As I watched Michael Douglas and Matt Damon sat in a spa sipping flutes of champagne, I thought yes, this movie is a bit like champagne. Flat champagne. Based on the story of Liberace’s lover Scott Thorson, it doesn’t offer any dazzling insights into the flamboyant entertainer’s true personality, beyond what you’ve probably already assumed. A controlling narcissist? Well I’ll be! Surely Liberace had some redeeming qualities? It certainly would have made for a more interesting film. Liberace and his lovers and associates are portrayed here as unlikable and boring. Dan Ackroyd phones in his performance as Liberace’s manager with some respite from the yawn fest in the form of Rob Lowe as a cosmetic surgeon high on his own supply.

Red Obsession
A polished but unsurprising exploration into the changing market for Bordeaux. Perhaps a better choice of talking heads would have assisted in creating a more engaging and insightful commentary. More Simon Staples, Asian merchants and wine investment analysts, less Jeannie Cho Lee and stock footage of Robert Parker doing something with wine. The film is however visually appealing with its aerial sweeps of Bordeaux’s stunning chateaus and the new pioneers of mainland China’s domestic wine industry. Russell Crowe’s narration is suitably dignified to the point where you forget it’s him. 
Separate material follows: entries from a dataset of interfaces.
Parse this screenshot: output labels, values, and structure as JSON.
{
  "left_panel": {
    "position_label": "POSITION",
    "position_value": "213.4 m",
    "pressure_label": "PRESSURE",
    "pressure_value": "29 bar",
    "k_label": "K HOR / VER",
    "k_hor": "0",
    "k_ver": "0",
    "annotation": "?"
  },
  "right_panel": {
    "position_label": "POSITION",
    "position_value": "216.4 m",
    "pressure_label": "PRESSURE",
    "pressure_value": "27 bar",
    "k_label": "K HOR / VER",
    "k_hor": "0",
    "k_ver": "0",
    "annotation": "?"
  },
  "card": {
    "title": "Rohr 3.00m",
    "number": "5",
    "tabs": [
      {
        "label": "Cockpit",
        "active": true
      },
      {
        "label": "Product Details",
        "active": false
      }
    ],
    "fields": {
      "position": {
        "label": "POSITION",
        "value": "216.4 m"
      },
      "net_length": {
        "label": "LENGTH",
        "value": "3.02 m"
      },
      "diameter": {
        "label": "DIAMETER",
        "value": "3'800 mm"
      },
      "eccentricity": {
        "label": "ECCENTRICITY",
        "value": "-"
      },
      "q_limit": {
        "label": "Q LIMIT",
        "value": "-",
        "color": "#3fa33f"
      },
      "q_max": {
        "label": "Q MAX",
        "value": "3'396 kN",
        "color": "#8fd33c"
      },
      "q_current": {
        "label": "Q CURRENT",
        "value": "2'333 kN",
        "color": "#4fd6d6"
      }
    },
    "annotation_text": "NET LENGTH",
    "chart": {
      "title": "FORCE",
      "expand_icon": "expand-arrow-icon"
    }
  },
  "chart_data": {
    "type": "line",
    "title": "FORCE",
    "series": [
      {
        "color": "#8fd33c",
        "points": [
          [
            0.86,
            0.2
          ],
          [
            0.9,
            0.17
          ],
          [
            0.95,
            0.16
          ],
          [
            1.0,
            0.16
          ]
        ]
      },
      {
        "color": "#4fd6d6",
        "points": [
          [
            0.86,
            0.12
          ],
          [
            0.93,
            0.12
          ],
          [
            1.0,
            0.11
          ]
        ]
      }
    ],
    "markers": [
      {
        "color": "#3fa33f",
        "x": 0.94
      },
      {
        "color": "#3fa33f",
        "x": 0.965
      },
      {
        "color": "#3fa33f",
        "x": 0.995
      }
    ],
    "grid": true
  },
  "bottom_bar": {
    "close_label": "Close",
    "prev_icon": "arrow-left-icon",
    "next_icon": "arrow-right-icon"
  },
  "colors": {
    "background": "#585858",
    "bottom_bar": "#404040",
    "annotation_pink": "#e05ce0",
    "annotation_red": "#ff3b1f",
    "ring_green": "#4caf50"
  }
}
I sought suggestions about what to listen to while travelling, and some of them made it to this playlist. Others are old friends.

Sharon Van Etten / Tramp
Ween / 12 Golden Country Greats
Decoder Ring / Somersault
Mogwai / The Hawk Is Howling
Danger Mouse and Sparklehorse / Dark Night of the Soul
Dirty Three / Cinder
Fat Freddy’s Drop / Blackbird
Ani Di Franco / Living in Clip
Cage The Elephant / Melophobia
Radiohead / I Might Be Wrong: Live Recordings
Crosby Still & Nash / Crosby Stills & Nash

Jonathan Franzen ‘How to be Alone’
A collection of incisive meditations on the novel and other things. Ideal travel reading.

Winemaker and wine educator. Food writer in hiatus. Changemaker. Toast lover.